Dataset records
☆ ☆ ☆

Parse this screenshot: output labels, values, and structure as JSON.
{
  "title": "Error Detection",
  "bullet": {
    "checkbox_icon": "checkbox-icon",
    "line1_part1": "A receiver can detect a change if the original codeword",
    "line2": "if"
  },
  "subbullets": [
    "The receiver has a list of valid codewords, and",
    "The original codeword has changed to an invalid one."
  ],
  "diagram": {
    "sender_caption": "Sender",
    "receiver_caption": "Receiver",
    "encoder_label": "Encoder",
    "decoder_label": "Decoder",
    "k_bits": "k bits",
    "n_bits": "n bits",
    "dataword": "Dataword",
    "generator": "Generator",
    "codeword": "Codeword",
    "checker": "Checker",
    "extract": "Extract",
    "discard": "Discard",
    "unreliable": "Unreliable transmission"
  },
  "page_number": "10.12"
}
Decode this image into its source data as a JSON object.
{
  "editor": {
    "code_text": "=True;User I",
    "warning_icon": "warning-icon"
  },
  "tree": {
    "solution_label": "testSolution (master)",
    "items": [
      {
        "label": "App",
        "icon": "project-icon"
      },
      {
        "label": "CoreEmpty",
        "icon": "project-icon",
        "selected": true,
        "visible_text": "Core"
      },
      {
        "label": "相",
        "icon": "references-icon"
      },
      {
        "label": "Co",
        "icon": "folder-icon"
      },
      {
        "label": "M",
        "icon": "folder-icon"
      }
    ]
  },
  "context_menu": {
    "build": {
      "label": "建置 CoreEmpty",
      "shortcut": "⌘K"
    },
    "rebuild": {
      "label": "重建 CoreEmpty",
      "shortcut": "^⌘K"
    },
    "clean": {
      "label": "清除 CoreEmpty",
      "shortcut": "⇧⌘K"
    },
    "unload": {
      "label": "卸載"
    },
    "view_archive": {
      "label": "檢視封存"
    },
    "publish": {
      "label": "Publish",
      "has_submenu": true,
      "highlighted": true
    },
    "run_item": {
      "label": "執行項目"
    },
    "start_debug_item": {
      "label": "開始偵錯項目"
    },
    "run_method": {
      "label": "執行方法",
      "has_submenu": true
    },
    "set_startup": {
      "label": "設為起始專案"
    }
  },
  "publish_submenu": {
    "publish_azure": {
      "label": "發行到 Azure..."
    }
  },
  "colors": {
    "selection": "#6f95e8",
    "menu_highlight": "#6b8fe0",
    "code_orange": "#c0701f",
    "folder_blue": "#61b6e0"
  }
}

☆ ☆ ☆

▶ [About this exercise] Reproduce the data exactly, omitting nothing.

▶ [The answer]
Parse this screenshot: output labels, values, and structure as JSON.
{
  "title": "Error Detection",
  "bullet": {
    "checkbox_icon": "checkbox-icon",
    "line1_part1": "A receiver can detect a change if the original codeword",
    "line2": "if"
  },
  "subbullets": [
    "The receiver has a list of valid codewords, and",
    "The original codeword has changed to an invalid one."
  ],
  "diagram": {
    "sender_caption": "Sender",
    "receiver_caption": "Receiver",
    "encoder_label": "Encoder",
    "decoder_label": "Decoder",
    "k_bits": "k bits",
    "n_bits": "n bits",
    "dataword": "Dataword",
    "generator": "Generator",
    "codeword": "Codeword",
    "checker": "Checker",
    "extract": "Extract",
    "discard": "Discard",
    "unreliable": "Unreliable transmission"
  },
  "page_number": "10.12"
}
Decode this image into its source data as a JSON object.
{
  "editor": {
    "code_text": "=True;User I",
    "warning_icon": "warning-icon"
  },
  "tree": {
    "solution_label": "testSolution (master)",
    "items": [
      {
        "label": "App",
        "icon": "project-icon"
      },
      {
        "label": "CoreEmpty",
        "icon": "project-icon",
        "selected": true,
        "visible_text": "Core"
      },
      {
        "label": "相",
        "icon": "references-icon"
      },
      {
        "label": "Co",
        "icon": "folder-icon"
      },
      {
        "label": "M",
        "icon": "folder-icon"
      }
    ]
  },
  "context_menu": {
    "build": {
      "label": "建置 CoreEmpty",
      "shortcut": "⌘K"
    },
    "rebuild": {
      "label": "重建 CoreEmpty",
      "shortcut": "^⌘K"
    },
    "clean": {
      "label": "清除 CoreEmpty",
      "shortcut": "⇧⌘K"
    },
    "unload": {
      "label": "卸載"
    },
    "view_archive": {
      "label": "檢視封存"
    },
    "publish": {
      "label": "Publish",
      "has_submenu": true,
      "highlighted": true
    },
    "run_item": {
      "label": "執行項目"
    },
    "start_debug_item": {
      "label": "開始偵錯項目"
    },
    "run_method": {
      "label": "執行方法",
      "has_submenu": true
    },
    "set_startup": {
      "label": "設為起始專案"
    }
  },
  "publish_submenu": {
    "publish_azure": {
      "label": "發行到 Azure..."
    }
  },
  "colors": {
    "selection": "#6f95e8",
    "menu_highlight": "#6b8fe0",
    "code_orange": "#c0701f",
    "folder_blue": "#61b6e0"
  }
}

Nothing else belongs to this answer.